Tuesday, November 18, 2008

Ecosystem stuff

The above 5th-grader-penned sentence from an IslandWood assessment worksheet reads: "I think you people were trying to disguise learning about life by learning about ecosystem stuff."

When Susan, a Cohort A IslandWood grad, read this quote aloud at a recent Thursday post-SOP (School Overnight Program) debrief lunch to fellow IslandWood instructors and staff, we all gasped and applauded in appreciation. This kid has it exactly right! We are trying to teach them about life. This perceptive young student not only seemed to have learned something here, but also keenly sensed what the point of it all is. We've been found out!

Tuesday, November 11, 2008

The rain in the forest

IslandWood is getting soggier, that's for sure. November did not fail to blast us with rain from its very start. Last week, Adams Elementary and Madrona K-8, both of Seattle, came and saw and experienced IslandWood. We had our first really wet days; but I'd like to say that not only did the drizzle not damper our spirits, I'd venture to say it raised them. Here's a photo of my group, Team Wave, on the Learning Tree (our accessible treehouse), where we were surrounded by the heavy boughs of each of the five predominant native tree species of IslandWood. As I was reviewing some of the photos from the week, I was struck by how beautiful the scene looks; with the autumn-yellow Maple leaves stitched in with the lush Hemlock needles. It made me realize again that when kids see this for the first time, perhaps they are similarly struck with appreciation or awe. We visited this spot pretty much first thing on Monday, after their long trek here by bus, ferry, and bus again.

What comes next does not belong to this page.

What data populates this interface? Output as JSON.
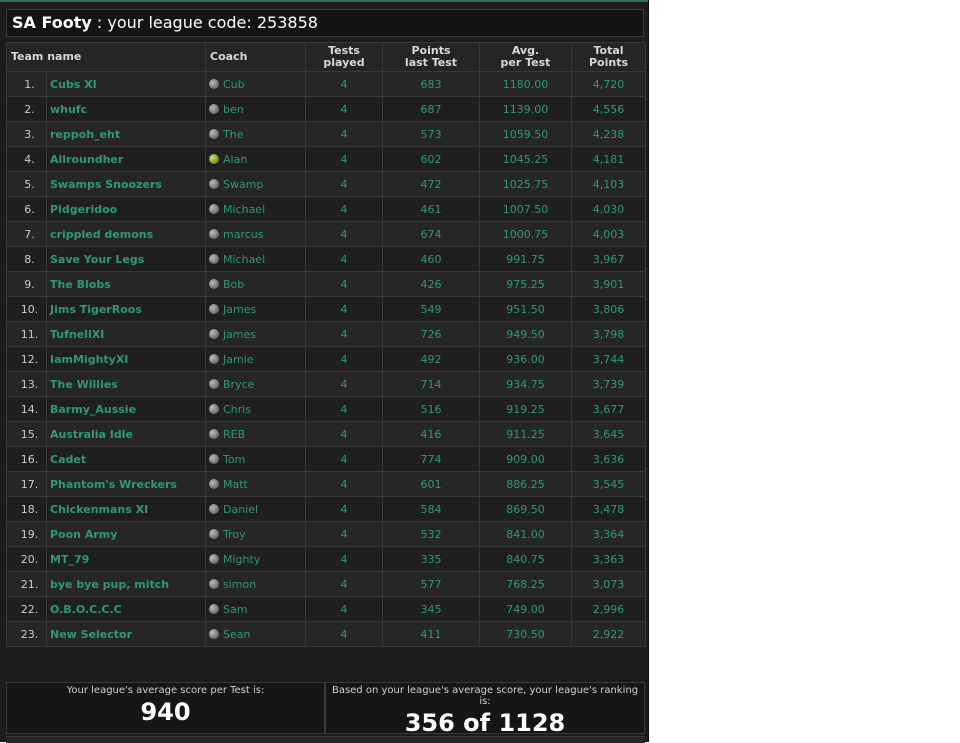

At this point, two months into my stay here, the sights of IslandWood are more usual and unsurprising to me. But what must the kids feel and wonder about when they take this in for the first time? I feel like there's no way to know, but I hope it at least subconsciously made them feel good about being in this place for the next three days. I hope it put them a little more at ease about being so far from home, and made them eager to learn and see more.